|US5336064 *||Dec 6, 1993||Aug 9, 1994||Westinghouse Electric Corporation||Electric motor driven pump|
|US5604777 *||Mar 13, 1995||Feb 18, 1997||Westinghouse Electric Corporation||Nuclear reactor coolant pump|
|US5997261 *||Oct 31, 1997||Dec 7, 1999||Siemens Canada Limited||Pump motor having fluid cooling system|
|US6328541 *||Mar 7, 2000||Dec 11, 2001||Westinghouse Electric Company Llc||Thermal barrier and reactor coolant pump incorporating the same|
|U.S. Classification||376/404, 417/370, 376/361|
|International Classification||F04D29/44, G21D1/04, F04D13/08, F04D29/04, H02K9/19, F04D7/08, F04D29/58, F04D29/041, F04D29/047|
|Cooperative Classification||F04D29/0413, F04D29/047, F04D29/588, F04D29/445|
|European Classification||F04D29/44P, F04D29/047, F04D29/041B, F04D29/58P3|
|Mar 12, 1990||AS||Assignment|
Owner name: WESTINGHOUSE ELECTRIC CORPORATION, PENNSYLVANIA
Free format text: ASSIGNMENT OF ASSIGNORS INTEREST.;ASSIGNORS:RAYMOND, JAMES R.;THOMSON, CLARENCE I. III;REEL/FRAME:005257/0283
Effective date: 19900226
|Sep 29, 1995||FPAY||Fee payment|
Year of fee payment: 4
|Jun 24, 1999||AS||Assignment|
Owner name: WESTINGHOUSE ELECTRIC CO. LLC, PENNSYLVANIA
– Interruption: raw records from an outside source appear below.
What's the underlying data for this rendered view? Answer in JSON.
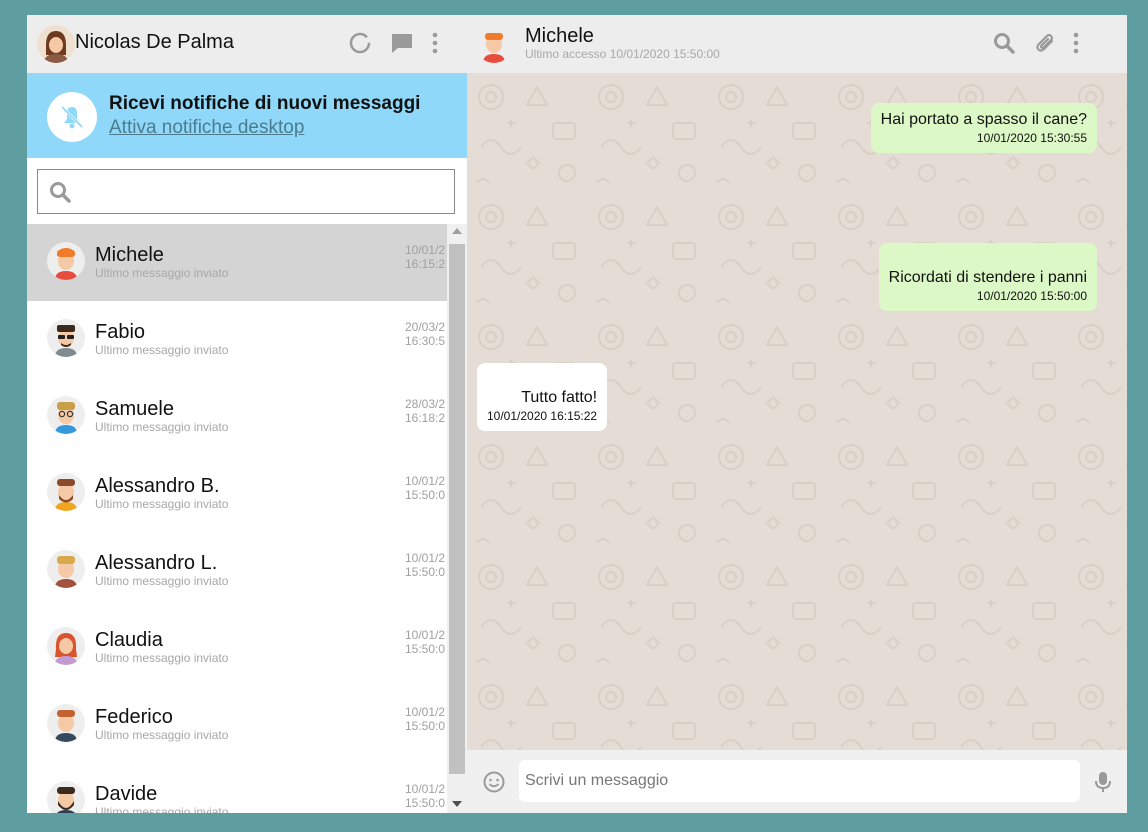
{
  "user": {
    "name": "Nicolas De Palma"
  },
  "notification": {
    "title": "Ricevi notifiche di nuovi messaggi",
    "link": "Attiva notifiche desktop"
  },
  "search": {
    "placeholder": "",
    "value": ""
  },
  "contacts": [
    {
      "name": "Michele",
      "last_message": "Ultimo messaggio inviato",
      "date": "10/01/2",
      "time": "16:15:2",
      "active": true
    },
    {
      "name": "Fabio",
      "last_message": "Ultimo messaggio inviato",
      "date": "20/03/2",
      "time": "16:30:5"
    },
    {
      "name": "Samuele",
      "last_message": "Ultimo messaggio inviato",
      "date": "28/03/2",
      "time": "16:18:2"
    },
    {
      "name": "Alessandro B.",
      "last_message": "Ultimo messaggio inviato",
      "date": "10/01/2",
      "time": "15:50:0"
    },
    {
      "name": "Alessandro L.",
      "last_message": "Ultimo messaggio inviato",
      "date": "10/01/2",
      "time": "15:50:0"
    },
    {
      "name": "Claudia",
      "last_message": "Ultimo messaggio inviato",
      "date": "10/01/2",
      "time": "15:50:0"
    },
    {
      "name": "Federico",
      "last_message": "Ultimo messaggio inviato",
      "date": "10/01/2",
      "time": "15:50:0"
    },
    {
      "name": "Davide",
      "last_message": "Ultimo messaggio inviato",
      "date": "10/01/2",
      "time": "15:50:0"
    }
  ],
  "chat": {
    "peer_name": "Michele",
    "peer_status": "Ultimo accesso 10/01/2020 15:50:00",
    "messages": [
      {
        "direction": "sent",
        "text": "Hai portato a spasso il cane?",
        "time": "10/01/2020 15:30:55"
      },
      {
        "direction": "sent",
        "text": "Ricordati di stendere i panni",
        "time": "10/01/2020 15:50:00"
      },
      {
        "direction": "received",
        "text": "Tutto fatto!",
        "time": "10/01/2020 16:15:22"
      }
    ]
  },
  "composer": {
    "placeholder": "Scrivi un messaggio"
  },
  "colors": {
    "page_bg": "#5f9ea0",
    "header_bg": "#ededed",
    "notification_bg": "#8fd8fa",
    "active_contact_bg": "#d4d4d4",
    "chat_bg": "#e5ddd5",
    "sent_bubble": "#dcf8c6",
    "received_bubble": "#ffffff"
  },
  "icons": {
    "header_left": [
      "status-ring-icon",
      "chat-icon",
      "menu-dots-icon"
    ],
    "header_right": [
      "search-icon",
      "attach-icon",
      "menu-dots-icon"
    ],
    "notification": "bell-off-icon",
    "composer": [
      "emoji-icon",
      "mic-icon"
    ]
  }
}
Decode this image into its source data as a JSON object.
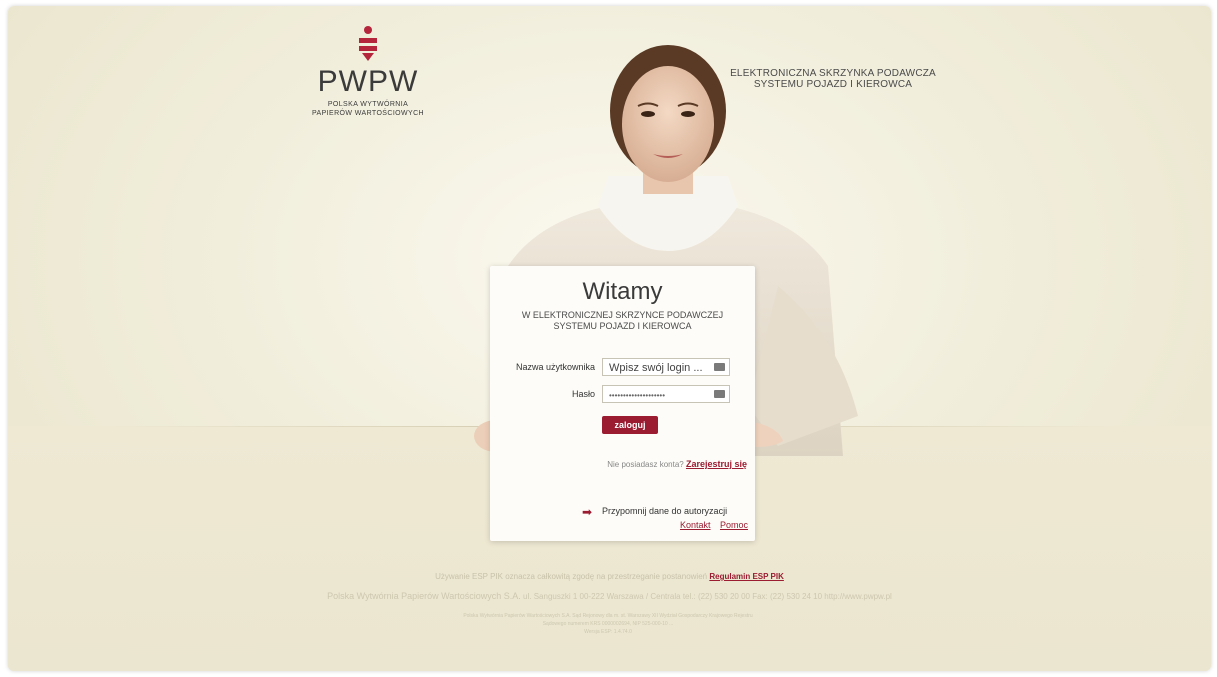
{
  "logo": {
    "word": "PWPW",
    "subtitle_line1": "POLSKA WYTWÓRNIA",
    "subtitle_line2": "PAPIERÓW WARTOŚCIOWYCH"
  },
  "header": {
    "line1": "ELEKTRONICZNA SKRZYNKA PODAWCZA",
    "line2": "SYSTEMU POJAZD I KIEROWCA"
  },
  "card": {
    "title": "Witamy",
    "subtitle_line1": "W ELEKTRONICZNEJ SKRZYNCE PODAWCZEJ",
    "subtitle_line2": "SYSTEMU POJAZD I KIEROWCA",
    "username_label": "Nazwa użytkownika",
    "username_value": "Wpisz swój login ...",
    "password_label": "Hasło",
    "password_value": "••••••••••••••••••••",
    "login_button": "zaloguj",
    "no_account_text": "Nie posiadasz konta?",
    "register_link": "Zarejestruj się",
    "remind_link": "Przypomnij dane do autoryzacji",
    "contact_link": "Kontakt",
    "help_link": "Pomoc"
  },
  "footer": {
    "terms_text": "Używanie ESP PIK oznacza całkowitą zgodę na przestrzeganie postanowień",
    "terms_link": "Regulamin ESP PIK",
    "company_name": "Polska Wytwórnia Papierów Wartościowych S.A.",
    "company_address": "ul. Sanguszki 1 00-222 Warszawa / Centrala tel.: (22) 530 20 00 Fax: (22) 530 24 10 http://www.pwpw.pl",
    "legal_line1": "Polska Wytwórnia Papierów Wartościowych S.A. Sąd Rejonowy dla m. st. Warszawy XII Wydział Gospodarczy Krajowego Rejestru",
    "legal_line2": "Sądowego numerem KRS 0000002694, NIP 525-000-10 ...",
    "legal_line3": "Wersja ESP: 1.4.74.0"
  },
  "colors": {
    "accent": "#9b1b30",
    "background": "#f1eedc",
    "card": "#fdfcf8"
  }
}
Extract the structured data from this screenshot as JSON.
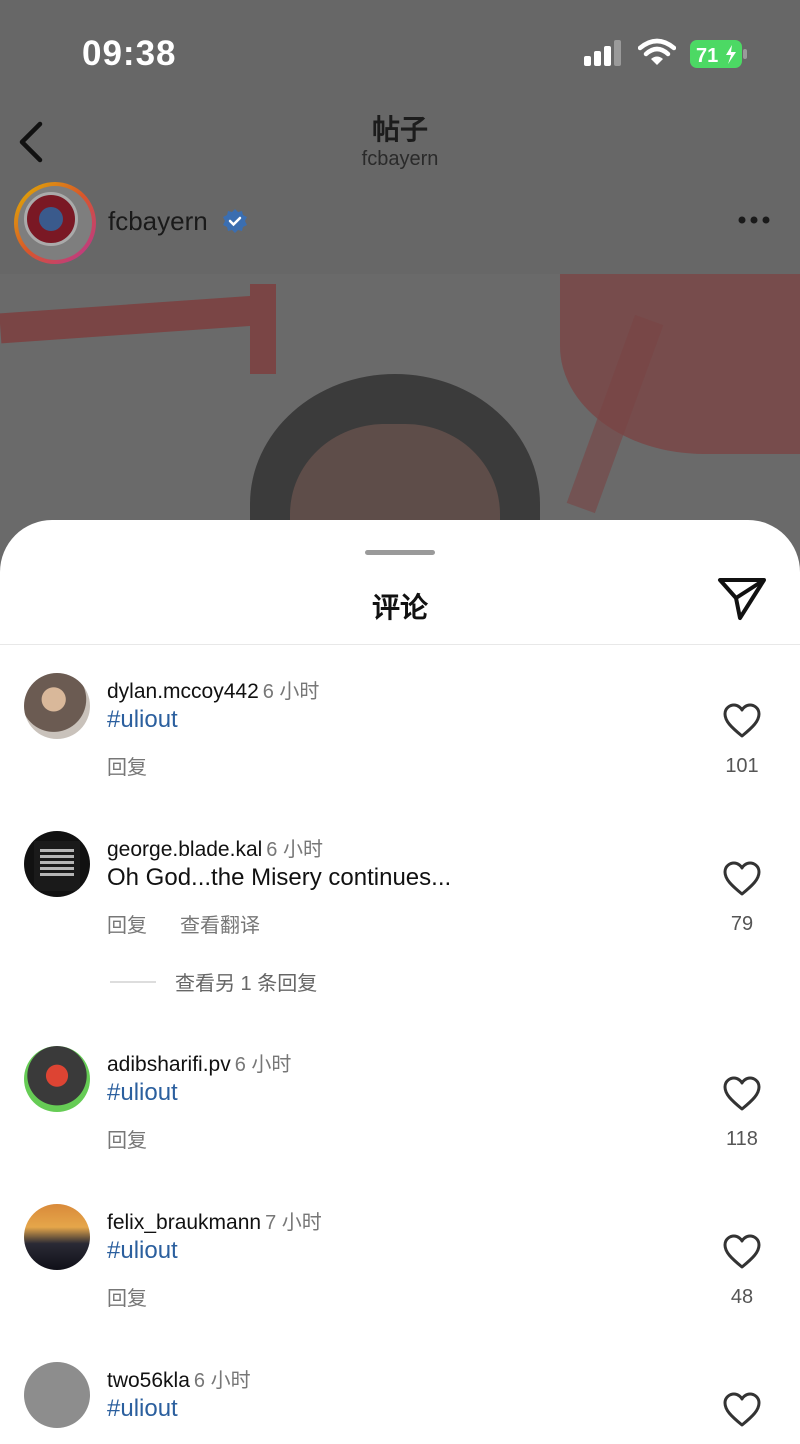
{
  "status_bar": {
    "time": "09:38",
    "battery": "71"
  },
  "nav": {
    "title": "帖子",
    "subtitle": "fcbayern"
  },
  "post": {
    "username": "fcbayern"
  },
  "sheet": {
    "title": "评论"
  },
  "comments": [
    {
      "user": "dylan.mccoy442",
      "time": "6 小时",
      "text": "#uliout",
      "is_tag": true,
      "reply": "回复",
      "likes": "101"
    },
    {
      "user": "george.blade.kal",
      "time": "6 小时",
      "text": "Oh God...the Misery continues...",
      "is_tag": false,
      "reply": "回复",
      "translate": "查看翻译",
      "likes": "79",
      "more_replies": "查看另 1 条回复"
    },
    {
      "user": "adibsharifi.pv",
      "time": "6 小时",
      "text": "#uliout",
      "is_tag": true,
      "reply": "回复",
      "likes": "118"
    },
    {
      "user": "felix_braukmann",
      "time": "7 小时",
      "text": "#uliout",
      "is_tag": true,
      "reply": "回复",
      "likes": "48"
    },
    {
      "user": "two56kla",
      "time": "6 小时",
      "text": "#uliout",
      "is_tag": true
    }
  ],
  "icons": [
    "back-icon",
    "verified-icon",
    "more-icon",
    "send-icon",
    "heart-icon",
    "signal-icon",
    "wifi-icon",
    "battery-icon"
  ],
  "colors": {
    "hashtag": "#2b5f9e",
    "battery": "#4cd964",
    "verified": "#3b82f6"
  }
}
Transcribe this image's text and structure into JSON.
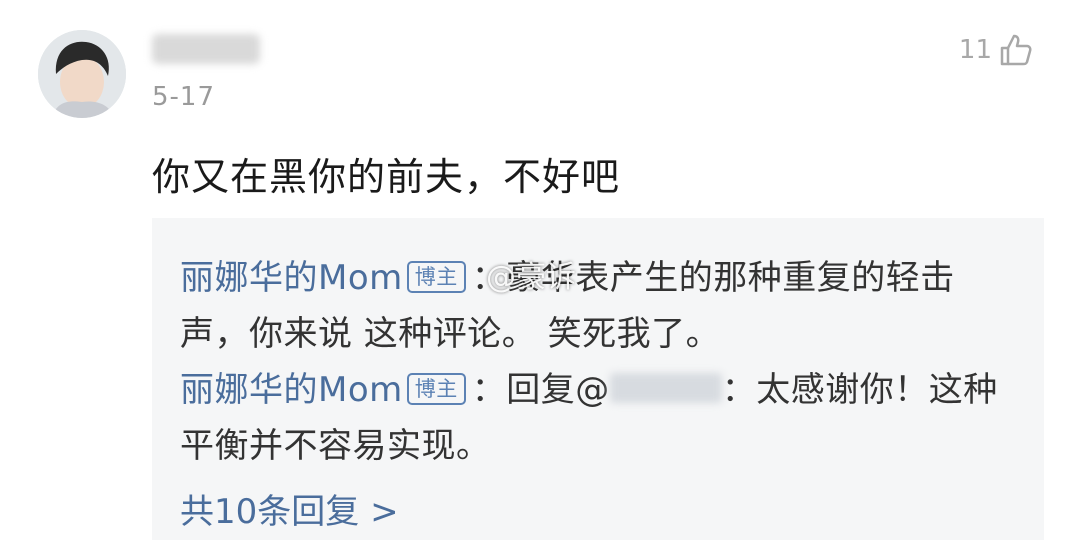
{
  "comment": {
    "date": "5-17",
    "like_count": "11",
    "text": "你又在黑你的前夫，不好吧"
  },
  "replies": [
    {
      "author": "丽娜华的Mom",
      "badge": "博主",
      "text": "：豪华表产生的那种重复的轻击声，你来说 这种评论。 笑死我了。"
    },
    {
      "author": "丽娜华的Mom",
      "badge": "博主",
      "text_prefix": "：回复@",
      "text_suffix": "：太感谢你！这种平衡并不容易实现。"
    }
  ],
  "more_replies_label": "共10条回复 >",
  "watermark": "@豪诉",
  "icons": {
    "like": "thumbs-up-icon",
    "avatar": "user-avatar"
  },
  "colors": {
    "link": "#4a6d9c",
    "muted": "#9a9a9a",
    "reply_bg": "#f5f6f7"
  }
}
Free format text: ASSIGNMENT OF ASSIGNORS INTEREST;ASSIGNOR:CBS CORPORATION (FORMERLY KNOWN AS WESTINGHOUSE ELECTRIC CORPORATION;REEL/FRAME:010070/0819
Effective date: 19990322
|Nov 23, 1999||FPAY||Fee payment|
Year of fee payment: 8
|Sep 26, 2003||FPAY||Fee payment|
Year of fee payment: 12